▶ [YOUR INSTRUCTIONS] Below are the records; repeat them in full, exactly.

▶ [INPUT DATA]
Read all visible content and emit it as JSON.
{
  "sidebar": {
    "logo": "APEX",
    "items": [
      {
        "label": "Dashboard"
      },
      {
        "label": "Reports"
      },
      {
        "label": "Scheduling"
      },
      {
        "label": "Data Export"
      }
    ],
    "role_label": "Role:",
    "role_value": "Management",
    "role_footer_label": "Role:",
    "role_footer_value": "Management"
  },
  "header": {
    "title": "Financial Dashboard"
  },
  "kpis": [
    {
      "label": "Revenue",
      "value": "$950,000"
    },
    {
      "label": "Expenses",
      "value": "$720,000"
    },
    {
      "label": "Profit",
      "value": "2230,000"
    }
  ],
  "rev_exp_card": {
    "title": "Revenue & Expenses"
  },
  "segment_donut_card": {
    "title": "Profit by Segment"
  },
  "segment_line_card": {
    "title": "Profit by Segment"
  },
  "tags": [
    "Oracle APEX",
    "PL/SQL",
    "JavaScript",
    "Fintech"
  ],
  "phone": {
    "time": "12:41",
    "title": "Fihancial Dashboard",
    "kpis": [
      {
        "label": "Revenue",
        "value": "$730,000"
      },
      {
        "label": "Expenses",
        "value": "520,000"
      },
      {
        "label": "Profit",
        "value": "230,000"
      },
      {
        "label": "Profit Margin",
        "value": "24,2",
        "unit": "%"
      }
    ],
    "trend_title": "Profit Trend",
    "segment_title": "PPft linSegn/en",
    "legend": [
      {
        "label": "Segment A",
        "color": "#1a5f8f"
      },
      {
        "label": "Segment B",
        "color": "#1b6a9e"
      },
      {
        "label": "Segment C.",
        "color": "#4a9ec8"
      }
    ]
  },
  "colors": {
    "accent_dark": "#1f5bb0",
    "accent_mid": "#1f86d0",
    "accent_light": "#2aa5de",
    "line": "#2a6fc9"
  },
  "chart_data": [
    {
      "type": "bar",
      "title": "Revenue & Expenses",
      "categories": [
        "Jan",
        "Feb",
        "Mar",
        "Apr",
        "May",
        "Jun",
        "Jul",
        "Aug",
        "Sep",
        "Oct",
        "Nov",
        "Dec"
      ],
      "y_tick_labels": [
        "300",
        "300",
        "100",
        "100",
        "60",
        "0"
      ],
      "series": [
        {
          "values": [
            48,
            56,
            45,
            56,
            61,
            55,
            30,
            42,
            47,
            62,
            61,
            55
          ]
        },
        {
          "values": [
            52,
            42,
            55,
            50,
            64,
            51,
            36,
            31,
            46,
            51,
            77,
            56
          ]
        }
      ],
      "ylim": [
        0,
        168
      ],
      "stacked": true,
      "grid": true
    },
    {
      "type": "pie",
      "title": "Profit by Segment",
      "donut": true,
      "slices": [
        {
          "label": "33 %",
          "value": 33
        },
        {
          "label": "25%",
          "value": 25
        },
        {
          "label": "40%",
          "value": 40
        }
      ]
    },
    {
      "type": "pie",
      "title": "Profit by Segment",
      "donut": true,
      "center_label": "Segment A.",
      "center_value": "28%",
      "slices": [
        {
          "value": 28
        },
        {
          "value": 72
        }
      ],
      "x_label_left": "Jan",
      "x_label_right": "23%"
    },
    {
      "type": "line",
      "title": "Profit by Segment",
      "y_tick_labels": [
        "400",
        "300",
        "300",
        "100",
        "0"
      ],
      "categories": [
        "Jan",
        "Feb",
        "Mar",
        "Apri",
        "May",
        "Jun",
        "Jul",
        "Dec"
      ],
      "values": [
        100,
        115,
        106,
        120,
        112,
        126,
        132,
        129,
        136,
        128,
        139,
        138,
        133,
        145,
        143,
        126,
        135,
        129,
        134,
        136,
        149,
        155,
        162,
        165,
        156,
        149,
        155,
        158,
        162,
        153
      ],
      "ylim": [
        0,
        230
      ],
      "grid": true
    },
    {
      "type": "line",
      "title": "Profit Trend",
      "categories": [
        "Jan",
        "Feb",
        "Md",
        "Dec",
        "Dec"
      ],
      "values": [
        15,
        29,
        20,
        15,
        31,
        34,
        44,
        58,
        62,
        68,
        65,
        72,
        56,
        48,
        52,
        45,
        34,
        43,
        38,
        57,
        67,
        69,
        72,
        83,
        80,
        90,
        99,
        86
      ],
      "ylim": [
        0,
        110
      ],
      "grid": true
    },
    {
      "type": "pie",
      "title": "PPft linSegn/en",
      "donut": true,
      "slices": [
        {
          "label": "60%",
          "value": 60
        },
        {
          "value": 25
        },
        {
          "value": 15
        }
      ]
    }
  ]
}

▶ [YOUR RESPONSE]
Read all visible content and emit it as JSON.
{
  "sidebar": {
    "logo": "APEX",
    "items": [
      {
        "label": "Dashboard"
      },
      {
        "label": "Reports"
      },
      {
        "label": "Scheduling"
      },
      {
        "label": "Data Export"
      }
    ],
    "role_label": "Role:",
    "role_value": "Management",
    "role_footer_label": "Role:",
    "role_footer_value": "Management"
  },
  "header": {
    "title": "Financial Dashboard"
  },
  "kpis": [
    {
      "label": "Revenue",
      "value": "$950,000"
    },
    {
      "label": "Expenses",
      "value": "$720,000"
    },
    {
      "label": "Profit",
      "value": "2230,000"
    }
  ],
  "rev_exp_card": {
    "title": "Revenue & Expenses"
  },
  "segment_donut_card": {
    "title": "Profit by Segment"
  },
  "segment_line_card": {
    "title": "Profit by Segment"
  },
  "tags": [
    "Oracle APEX",
    "PL/SQL",
    "JavaScript",
    "Fintech"
  ],
  "phone": {
    "time": "12:41",
    "title": "Fihancial Dashboard",
    "kpis": [
      {
        "label": "Revenue",
        "value": "$730,000"
      },
      {
        "label": "Expenses",
        "value": "520,000"
      },
      {
        "label": "Profit",
        "value": "230,000"
      },
      {
        "label": "Profit Margin",
        "value": "24,2",
        "unit": "%"
      }
    ],
    "trend_title": "Profit Trend",
    "segment_title": "PPft linSegn/en",
    "legend": [
      {
        "label": "Segment A",
        "color": "#1a5f8f"
      },
      {
        "label": "Segment B",
        "color": "#1b6a9e"
      },
      {
        "label": "Segment C.",
        "color": "#4a9ec8"
      }
    ]
  },
  "colors": {
    "accent_dark": "#1f5bb0",
    "accent_mid": "#1f86d0",
    "accent_light": "#2aa5de",
    "line": "#2a6fc9"
  },
  "chart_data": [
    {
      "type": "bar",
      "title": "Revenue & Expenses",
      "categories": [
        "Jan",
        "Feb",
        "Mar",
        "Apr",
        "May",
        "Jun",
        "Jul",
        "Aug",
        "Sep",
        "Oct",
        "Nov",
        "Dec"
      ],
      "y_tick_labels": [
        "300",
        "300",
        "100",
        "100",
        "60",
        "0"
      ],
      "series": [
        {
          "values": [
            48,
            56,
            45,
            56,
            61,
            55,
            30,
            42,
            47,
            62,
            61,
            55
          ]
        },
        {
          "values": [
            52,
            42,
            55,
            50,
            64,
            51,
            36,
            31,
            46,
            51,
            77,
            56
          ]
        }
      ],
      "ylim": [
        0,
        168
      ],
      "stacked": true,
      "grid": true
    },
    {
      "type": "pie",
      "title": "Profit by Segment",
      "donut": true,
      "slices": [
        {
          "label": "33 %",
          "value": 33
        },
        {
          "label": "25%",
          "value": 25
        },
        {
          "label": "40%",
          "value": 40
        }
      ]
    },
    {
      "type": "pie",
      "title": "Profit by Segment",
      "donut": true,
      "center_label": "Segment A.",
      "center_value": "28%",
      "slices": [
        {
          "value": 28
        },
        {
          "value": 72
        }
      ],
      "x_label_left": "Jan",
      "x_label_right": "23%"
    },
    {
      "type": "line",
      "title": "Profit by Segment",
      "y_tick_labels": [
        "400",
        "300",
        "300",
        "100",
        "0"
      ],
      "categories": [
        "Jan",
        "Feb",
        "Mar",
        "Apri",
        "May",
        "Jun",
        "Jul",
        "Dec"
      ],
      "values": [
        100,
        115,
        106,
        120,
        112,
        126,
        132,
        129,
        136,
        128,
        139,
        138,
        133,
        145,
        143,
        126,
        135,
        129,
        134,
        136,
        149,
        155,
        162,
        165,
        156,
        149,
        155,
        158,
        162,
        153
      ],
      "ylim": [
        0,
        230
      ],
      "grid": true
    },
    {
      "type": "line",
      "title": "Profit Trend",
      "categories": [
        "Jan",
        "Feb",
        "Md",
        "Dec",
        "Dec"
      ],
      "values": [
        15,
        29,
        20,
        15,
        31,
        34,
        44,
        58,
        62,
        68,
        65,
        72,
        56,
        48,
        52,
        45,
        34,
        43,
        38,
        57,
        67,
        69,
        72,
        83,
        80,
        90,
        99,
        86
      ],
      "ylim": [
        0,
        110
      ],
      "grid": true
    },
    {
      "type": "pie",
      "title": "PPft linSegn/en",
      "donut": true,
      "slices": [
        {
          "label": "60%",
          "value": 60
        },
        {
          "value": 25
        },
        {
          "value": 15
        }
      ]
    }
  ]
}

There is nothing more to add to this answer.